Insulin was discovered by Sir Frederick G Banting (pictured), Charles H Best and JJR Macleod at the University of Toronto in 1921 and it was subsequently purified by James B Collip.
Before 1921, it was exceptional for people with Type 1 diabetes to live more than a year or two. One of the twentieth century’s greatest medical discoveries, it remains the only effective treatment for people with Type 1 diabetes today.
On 11 January 1922, Leonard Thompson, a 14-year-old boy with diabetes, who lay dying at the Toronto General Hospital, was given the first injection of insulin.
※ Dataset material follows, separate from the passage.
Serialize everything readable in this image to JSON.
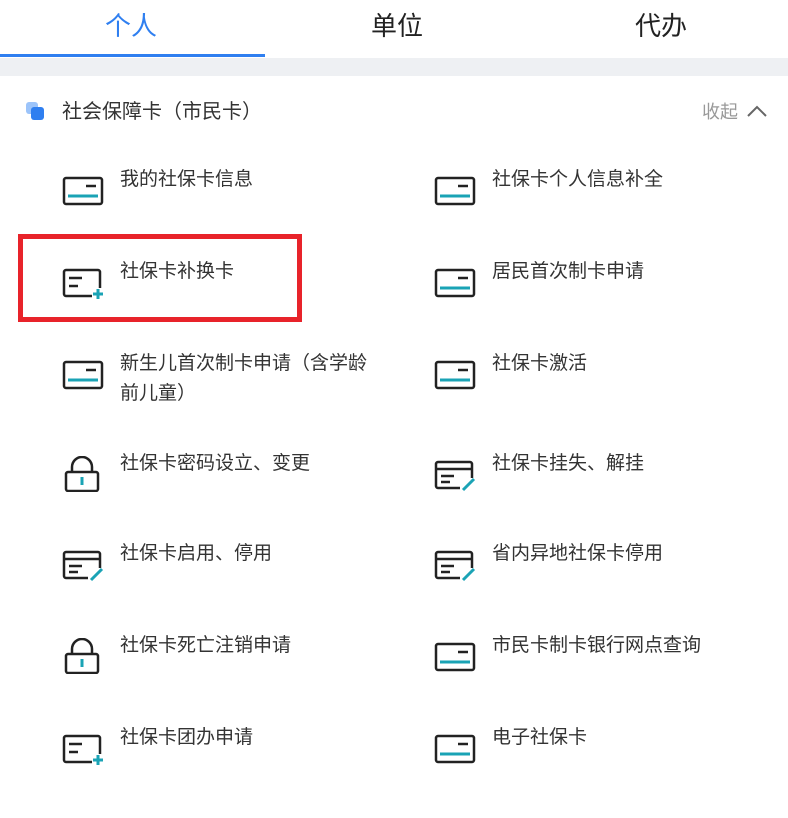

However, the extract was so impure that Thompson suffered a severe allergic reaction, and further injections were cancelled.
Over the next 12 days, James Collip worked day and night to improve the ox-pancreas extract, and a second dose was injected on the 23 January. This was completely successful, not only in having no obvious side-effects, but in completely eliminating the glycosuria sign of diabetes.